|Photographed using a Nikon F4s camera with Nikkor 400mm
lens and Nikon 1.4x teleconverter supported on a beanbag rested on rock; taken at about 1/60th second at f5.6
on Fujichrome Provia 100 film rated at ISO 100 and processed normally; no filters used.
Photographed in overcast mid-afternoon daylight, April.
Isle of Mull, Scotland.
|The Story behind the Picture....
|"I was putting in some time trying
to photograph wild otters around the coast of the Isle of Mull in north-west
Scotland one spring. Even at the best of times, the weather in these parts
can be fickle, with 'all four seasons in one day' as the Scots say.
"On this occasion, the day had already started rather gloomy and overcast, and only brightened slightly later on. From shortly after dawn I had been watching a small area of coast where I'd seen otters on previous occasions, but all morning had seen no sign of any at all.

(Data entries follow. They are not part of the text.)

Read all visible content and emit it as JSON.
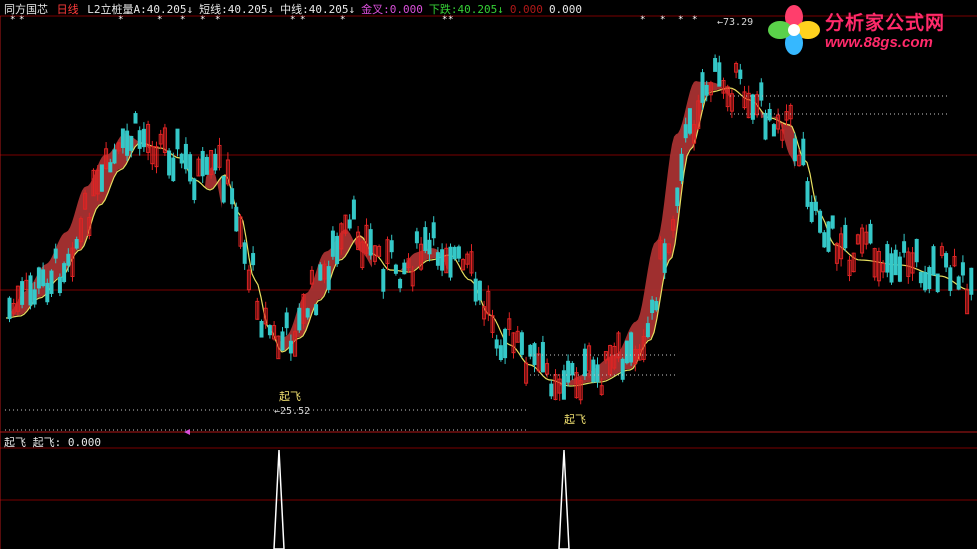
{
  "header": {
    "stock_name": "同方国芯",
    "period": "日线",
    "items": [
      {
        "label": "L2立桩量A",
        "value": "40.205↓",
        "color": "#e8e8e8"
      },
      {
        "label": "短线",
        "value": "40.205↓",
        "color": "#e8e8e8"
      },
      {
        "label": "中线",
        "value": "40.205↓",
        "color": "#e8e8e8"
      },
      {
        "label": "金叉",
        "value": "0.000",
        "color": "#d94fd9"
      },
      {
        "label": "下跌",
        "value": "40.205↓",
        "color": "#36d136"
      },
      {
        "label": "",
        "value": "0.000",
        "color": "#b01818"
      },
      {
        "label": "",
        "value": "0.000",
        "color": "#e8e8e8"
      }
    ]
  },
  "sub_header": {
    "indicator": "起飞",
    "label": "起飞",
    "value": "0.000"
  },
  "logo": {
    "text": "分析家公式网",
    "url": "www.88gs.com"
  },
  "colors": {
    "up": "#e02424",
    "down": "#35c8c8",
    "ribbon": "#a83232",
    "ma": "#e8e060",
    "grid": "#7a0000",
    "signal": "#ffffff",
    "marker_text": "#f0e070"
  },
  "chart_data": {
    "type": "candlestick",
    "y_axis": "price (linear)",
    "annotations": [
      {
        "text": "73.29",
        "kind": "high"
      },
      {
        "text": "25.52",
        "kind": "low"
      },
      {
        "text": "起飞",
        "kind": "signal"
      },
      {
        "text": "起飞",
        "kind": "signal"
      }
    ],
    "signal_series": {
      "name": "起飞",
      "peaks": 2
    }
  }
}
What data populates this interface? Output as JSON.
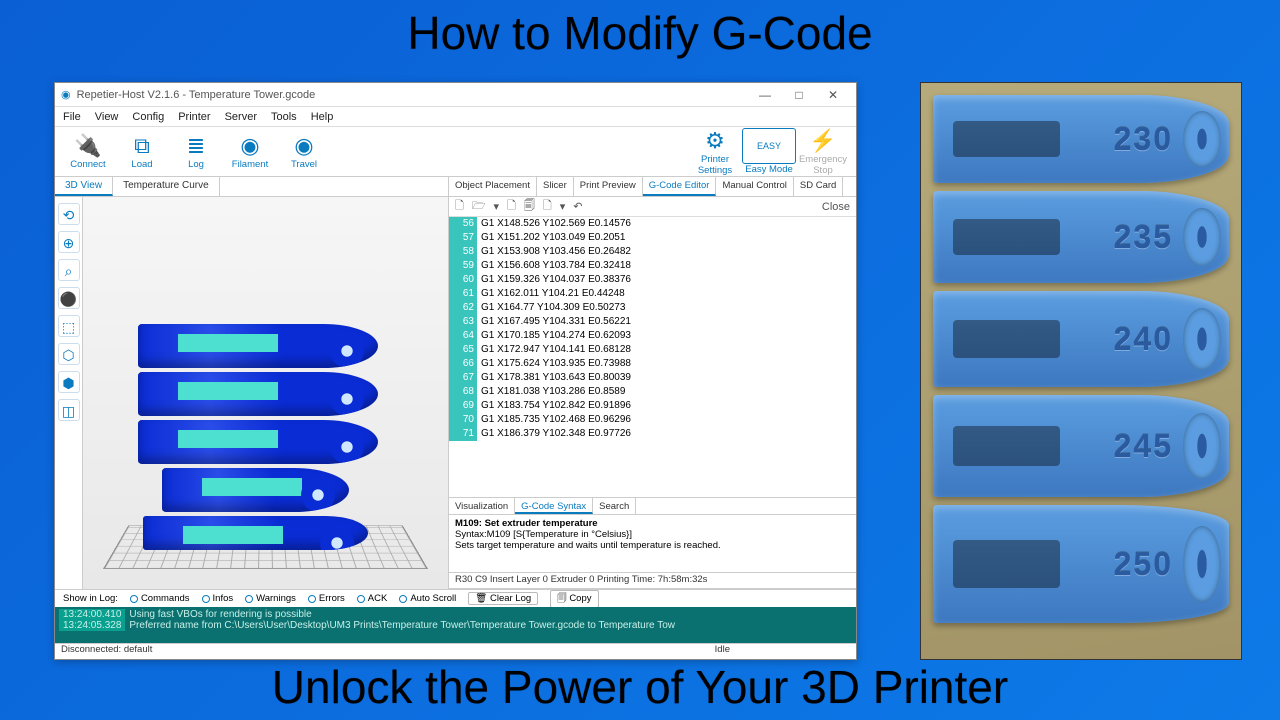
{
  "overlay": {
    "title_top": "How to Modify G-Code",
    "title_bottom": "Unlock the Power of Your 3D Printer"
  },
  "window": {
    "title": "Repetier-Host V2.1.6 - Temperature Tower.gcode",
    "win_min": "—",
    "win_max": "□",
    "win_close": "✕"
  },
  "menu": {
    "items": [
      "File",
      "View",
      "Config",
      "Printer",
      "Server",
      "Tools",
      "Help"
    ]
  },
  "toolbar": {
    "connect": "Connect",
    "load": "Load",
    "log": "Log",
    "filament": "Filament",
    "travel": "Travel",
    "printer_settings": "Printer Settings",
    "easy_mode": "Easy Mode",
    "emergency": "Emergency Stop"
  },
  "left_tabs": [
    "3D View",
    "Temperature Curve"
  ],
  "side_tools": [
    "⟲",
    "⊕",
    "⌕",
    "⚫",
    "⬚",
    "⬡",
    "⬢",
    "◫"
  ],
  "right_tabs": [
    "Object Placement",
    "Slicer",
    "Print Preview",
    "G-Code Editor",
    "Manual Control",
    "SD Card"
  ],
  "editor_tools": [
    "🗋",
    "🗁",
    "▾",
    "🗋",
    "🗐",
    "🗋",
    "▾",
    "↶"
  ],
  "editor_close": "Close",
  "gcode": [
    {
      "n": 56,
      "t": "G1 X148.526 Y102.569 E0.14576"
    },
    {
      "n": 57,
      "t": "G1 X151.202 Y103.049 E0.2051"
    },
    {
      "n": 58,
      "t": "G1 X153.908 Y103.456 E0.26482"
    },
    {
      "n": 59,
      "t": "G1 X156.608 Y103.784 E0.32418"
    },
    {
      "n": 60,
      "t": "G1 X159.326 Y104.037 E0.38376"
    },
    {
      "n": 61,
      "t": "G1 X162.011 Y104.21 E0.44248"
    },
    {
      "n": 62,
      "t": "G1 X164.77 Y104.309 E0.50273"
    },
    {
      "n": 63,
      "t": "G1 X167.495 Y104.331 E0.56221"
    },
    {
      "n": 64,
      "t": "G1 X170.185 Y104.274 E0.62093"
    },
    {
      "n": 65,
      "t": "G1 X172.947 Y104.141 E0.68128"
    },
    {
      "n": 66,
      "t": "G1 X175.624 Y103.935 E0.73988"
    },
    {
      "n": 67,
      "t": "G1 X178.381 Y103.643 E0.80039"
    },
    {
      "n": 68,
      "t": "G1 X181.038 Y103.286 E0.8589"
    },
    {
      "n": 69,
      "t": "G1 X183.754 Y102.842 E0.91896"
    },
    {
      "n": 70,
      "t": "G1 X185.735 Y102.468 E0.96296"
    },
    {
      "n": 71,
      "t": "G1 X186.379 Y102.348 E0.97726"
    }
  ],
  "bottom_tabs": [
    "Visualization",
    "G-Code Syntax",
    "Search"
  ],
  "syntax": {
    "title": "M109: Set extruder temperature",
    "line": "Syntax:M109 [S{Temperature in °Celsius}]",
    "desc": "Sets target temperature and waits until temperature is reached."
  },
  "status_editor": "R30  C9 Insert  Layer 0  Extruder 0  Printing Time: 7h:58m:32s",
  "log_filter": {
    "label": "Show in Log:",
    "items": [
      "Commands",
      "Infos",
      "Warnings",
      "Errors",
      "ACK",
      "Auto Scroll"
    ],
    "clear": "Clear Log",
    "copy": "Copy"
  },
  "log": [
    {
      "ts": "13:24:00.410",
      "msg": "Using fast VBOs for rendering is possible"
    },
    {
      "ts": "13:24:05.328",
      "msg": "Preferred name from C:\\Users\\User\\Desktop\\UM3 Prints\\Temperature Tower\\Temperature Tower.gcode to Temperature Tow"
    }
  ],
  "statusbar": {
    "conn": "Disconnected: default",
    "idle": "Idle"
  },
  "photo_temps": [
    "230",
    "235",
    "240",
    "245",
    "250"
  ]
}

"Around midday, I finally spotted one swimming along the coast in my direction, about 200 metres away, frequently popping out onto exposed seaweed banks to eat its catch, usually a crab or small fish. The wind direction was in my favour, being on-shore, and so I quickly made my way down from my vantage-point to the lower shore, slip-sliding my way across the exposed, greasy seaweed covering a small peninsula of rock, until I found a suitable position behind a low rock 'wall'. Lying prone, with the wet seaweed slowly soaking through my clothing, I waited for the otter to appear.
"The otter soon swam into view between seaweed islets, diving frequently and often climbing out onto a seaweed islet to either eat its catch or have a sniff around and perhaps spraint-mark its territory. Most of this time it was tantalisingly out of reach of my lens (a 400mm with 1.4x teleconverter) for anything other than a small image-size, but gradually it was coming closer and closer to my position.
"Soon it was appearing at the calm water surface just 20 metres away and I began to shoot pictures, all the while hoping that it might come out onto a perfect seaweed islet right opposite me just 15 metres or so away.
"When otters dive for food, each dive seldom lasts for more than about 40 seconds, whether they catch food or not, so when I'd mentally counted over a minute (one elephant, two elephant, etc, etc) I began to wonder where the otter had got to. After another 60 elephants, I cautiously raised my head for a good look around and, as I turned back to the direction my lens was pointing, I suddenly came face to face with the otter in the water amongst the seaweed just 6 metres in front of me!
"Fortunately, the otter was busy chewing on a (tasty) fish and had not seen my slow movements. Hardly daring to breathe, I very slowly moved back down to get my eye to the camera viewfinder, got the otter in frame and focused, and pressed the shutter. The combined noise of shutter and fast motordrive seemed to echo over the quiet waters and the otter froze in mid-chew, staring toward me.
"I remained absolutely motionless, most of my body being hidden behind the rocks and my head obscured by the camera and big lens. After a few seconds, the otter proceeded to finish its meal and, as it did so, I fired off a double shot. At this it froze again, so I decided to fire off a couple more. Sniffing the air and looking around, it was obviously perplexed as to what or where this strange noise was coming from, but was unable to see any movement from my direction nor gain any scent of me.
"I shot off another double frame, but, at this, the otter had had enough puzzlement and, with a short gruff grunt, it turned and dived underwater. Reappearing about 15 metres further out, it looked in my direction but was obviously unworried as it then proceeded to dive and feed again. Gradually, it moved further along the shoreline, diving frequently, until it dived one time and I never saw it (or any other otter) again that day."